Entries supplied:
=====
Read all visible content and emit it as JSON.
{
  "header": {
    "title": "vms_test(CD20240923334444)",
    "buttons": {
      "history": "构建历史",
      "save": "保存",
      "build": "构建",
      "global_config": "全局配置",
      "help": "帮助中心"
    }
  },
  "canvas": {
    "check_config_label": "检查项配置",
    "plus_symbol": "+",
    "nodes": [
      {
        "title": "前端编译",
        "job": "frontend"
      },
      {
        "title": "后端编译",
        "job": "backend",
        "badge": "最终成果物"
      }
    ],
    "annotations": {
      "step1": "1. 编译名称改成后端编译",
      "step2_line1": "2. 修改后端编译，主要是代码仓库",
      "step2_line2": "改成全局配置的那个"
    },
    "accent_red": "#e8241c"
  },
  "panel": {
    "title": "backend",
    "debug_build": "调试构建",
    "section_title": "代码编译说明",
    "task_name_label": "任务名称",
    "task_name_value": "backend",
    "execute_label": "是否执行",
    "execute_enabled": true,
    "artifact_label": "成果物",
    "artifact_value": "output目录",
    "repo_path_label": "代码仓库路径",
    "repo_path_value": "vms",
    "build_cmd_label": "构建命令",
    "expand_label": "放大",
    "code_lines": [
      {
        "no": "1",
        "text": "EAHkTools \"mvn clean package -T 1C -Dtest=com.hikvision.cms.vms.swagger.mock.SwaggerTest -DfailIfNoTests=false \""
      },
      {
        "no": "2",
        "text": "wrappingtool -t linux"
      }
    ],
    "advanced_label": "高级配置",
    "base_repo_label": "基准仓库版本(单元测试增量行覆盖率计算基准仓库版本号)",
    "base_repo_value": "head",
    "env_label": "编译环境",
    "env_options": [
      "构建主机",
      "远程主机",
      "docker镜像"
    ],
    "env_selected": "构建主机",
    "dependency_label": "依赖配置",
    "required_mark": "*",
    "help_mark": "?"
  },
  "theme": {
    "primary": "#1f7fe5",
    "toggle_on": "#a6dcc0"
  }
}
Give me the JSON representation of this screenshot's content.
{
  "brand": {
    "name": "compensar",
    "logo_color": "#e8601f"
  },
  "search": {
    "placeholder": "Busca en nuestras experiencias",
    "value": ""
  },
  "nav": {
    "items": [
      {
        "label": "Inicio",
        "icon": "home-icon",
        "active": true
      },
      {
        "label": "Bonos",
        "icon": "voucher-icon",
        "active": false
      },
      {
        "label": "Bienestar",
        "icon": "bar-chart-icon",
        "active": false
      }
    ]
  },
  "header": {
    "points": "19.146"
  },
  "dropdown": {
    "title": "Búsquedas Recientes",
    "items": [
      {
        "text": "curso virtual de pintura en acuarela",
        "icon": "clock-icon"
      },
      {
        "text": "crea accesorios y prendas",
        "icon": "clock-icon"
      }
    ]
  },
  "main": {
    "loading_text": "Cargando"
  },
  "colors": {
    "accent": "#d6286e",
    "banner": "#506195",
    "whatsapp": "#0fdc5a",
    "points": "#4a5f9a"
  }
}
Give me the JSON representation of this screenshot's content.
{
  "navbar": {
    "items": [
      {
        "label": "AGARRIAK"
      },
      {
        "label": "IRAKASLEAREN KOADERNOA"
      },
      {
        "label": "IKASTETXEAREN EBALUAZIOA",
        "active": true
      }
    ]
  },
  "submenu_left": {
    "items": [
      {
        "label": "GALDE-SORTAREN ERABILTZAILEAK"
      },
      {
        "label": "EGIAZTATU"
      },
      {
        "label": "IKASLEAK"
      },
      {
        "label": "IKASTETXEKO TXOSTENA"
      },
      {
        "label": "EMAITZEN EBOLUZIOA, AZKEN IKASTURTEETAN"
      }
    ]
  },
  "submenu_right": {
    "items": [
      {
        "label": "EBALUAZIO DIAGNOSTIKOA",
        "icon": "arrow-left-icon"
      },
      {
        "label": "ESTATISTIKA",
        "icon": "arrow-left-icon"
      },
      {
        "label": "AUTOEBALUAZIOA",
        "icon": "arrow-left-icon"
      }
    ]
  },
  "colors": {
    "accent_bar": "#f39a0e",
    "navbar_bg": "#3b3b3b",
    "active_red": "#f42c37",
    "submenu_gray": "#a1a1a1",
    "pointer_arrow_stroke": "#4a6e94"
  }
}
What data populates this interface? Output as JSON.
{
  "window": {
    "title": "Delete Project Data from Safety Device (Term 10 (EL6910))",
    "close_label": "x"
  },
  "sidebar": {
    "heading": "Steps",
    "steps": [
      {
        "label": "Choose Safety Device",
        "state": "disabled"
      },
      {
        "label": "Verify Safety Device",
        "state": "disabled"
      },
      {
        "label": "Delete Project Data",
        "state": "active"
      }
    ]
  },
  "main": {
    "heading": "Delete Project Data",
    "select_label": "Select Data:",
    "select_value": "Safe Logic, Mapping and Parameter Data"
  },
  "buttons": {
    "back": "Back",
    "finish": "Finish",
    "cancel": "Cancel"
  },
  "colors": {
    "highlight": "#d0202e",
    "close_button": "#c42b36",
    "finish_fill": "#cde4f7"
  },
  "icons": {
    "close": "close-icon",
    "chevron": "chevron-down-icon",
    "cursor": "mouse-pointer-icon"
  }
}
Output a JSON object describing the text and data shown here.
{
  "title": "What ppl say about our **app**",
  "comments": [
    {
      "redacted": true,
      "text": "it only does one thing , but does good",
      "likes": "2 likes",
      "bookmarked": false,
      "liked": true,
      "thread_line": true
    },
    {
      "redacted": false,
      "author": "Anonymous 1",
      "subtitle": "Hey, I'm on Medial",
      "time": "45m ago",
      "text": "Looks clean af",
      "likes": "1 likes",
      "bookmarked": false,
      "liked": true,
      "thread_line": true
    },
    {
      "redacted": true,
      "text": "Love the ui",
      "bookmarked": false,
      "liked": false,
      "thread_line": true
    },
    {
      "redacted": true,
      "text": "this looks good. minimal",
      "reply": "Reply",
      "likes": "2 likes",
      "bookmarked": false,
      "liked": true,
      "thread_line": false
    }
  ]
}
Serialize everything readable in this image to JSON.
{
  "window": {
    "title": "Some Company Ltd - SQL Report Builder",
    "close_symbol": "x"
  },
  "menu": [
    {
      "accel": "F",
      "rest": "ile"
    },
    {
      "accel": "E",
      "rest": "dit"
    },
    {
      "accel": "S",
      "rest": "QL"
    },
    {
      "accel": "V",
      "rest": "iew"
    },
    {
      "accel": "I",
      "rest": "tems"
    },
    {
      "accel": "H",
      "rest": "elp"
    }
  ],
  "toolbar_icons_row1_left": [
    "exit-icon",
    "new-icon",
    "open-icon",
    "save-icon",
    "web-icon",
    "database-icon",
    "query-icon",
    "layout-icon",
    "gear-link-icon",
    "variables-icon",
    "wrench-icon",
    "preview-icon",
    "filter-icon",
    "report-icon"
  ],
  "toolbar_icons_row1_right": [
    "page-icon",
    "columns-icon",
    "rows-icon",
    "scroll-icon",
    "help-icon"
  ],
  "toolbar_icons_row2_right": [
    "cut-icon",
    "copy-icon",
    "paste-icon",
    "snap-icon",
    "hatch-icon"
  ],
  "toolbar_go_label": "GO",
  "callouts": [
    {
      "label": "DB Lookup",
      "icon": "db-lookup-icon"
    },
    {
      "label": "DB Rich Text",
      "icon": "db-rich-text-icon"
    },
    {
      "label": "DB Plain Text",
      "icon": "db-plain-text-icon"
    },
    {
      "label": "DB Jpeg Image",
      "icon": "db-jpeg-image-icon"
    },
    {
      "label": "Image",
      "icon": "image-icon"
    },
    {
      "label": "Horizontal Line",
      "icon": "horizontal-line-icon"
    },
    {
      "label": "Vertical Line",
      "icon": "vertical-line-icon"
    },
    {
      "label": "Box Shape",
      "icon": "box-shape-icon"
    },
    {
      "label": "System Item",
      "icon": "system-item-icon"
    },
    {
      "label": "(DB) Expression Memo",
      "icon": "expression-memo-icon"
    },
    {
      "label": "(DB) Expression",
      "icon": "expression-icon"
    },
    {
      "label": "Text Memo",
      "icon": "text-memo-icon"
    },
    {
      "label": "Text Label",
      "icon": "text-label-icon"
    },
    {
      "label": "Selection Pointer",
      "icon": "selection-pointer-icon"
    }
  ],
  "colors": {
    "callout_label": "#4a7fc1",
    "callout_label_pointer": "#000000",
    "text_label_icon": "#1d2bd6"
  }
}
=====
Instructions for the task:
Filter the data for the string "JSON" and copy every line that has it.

Solution for this problem:
Read all visible content and emit it as JSON.
Give me the JSON representation of this screenshot's content.
Give me the JSON representation of this screenshot's content.
What data populates this interface? Output as JSON.
Output a JSON object describing the text and data shown here.
Serialize everything readable in this image to JSON.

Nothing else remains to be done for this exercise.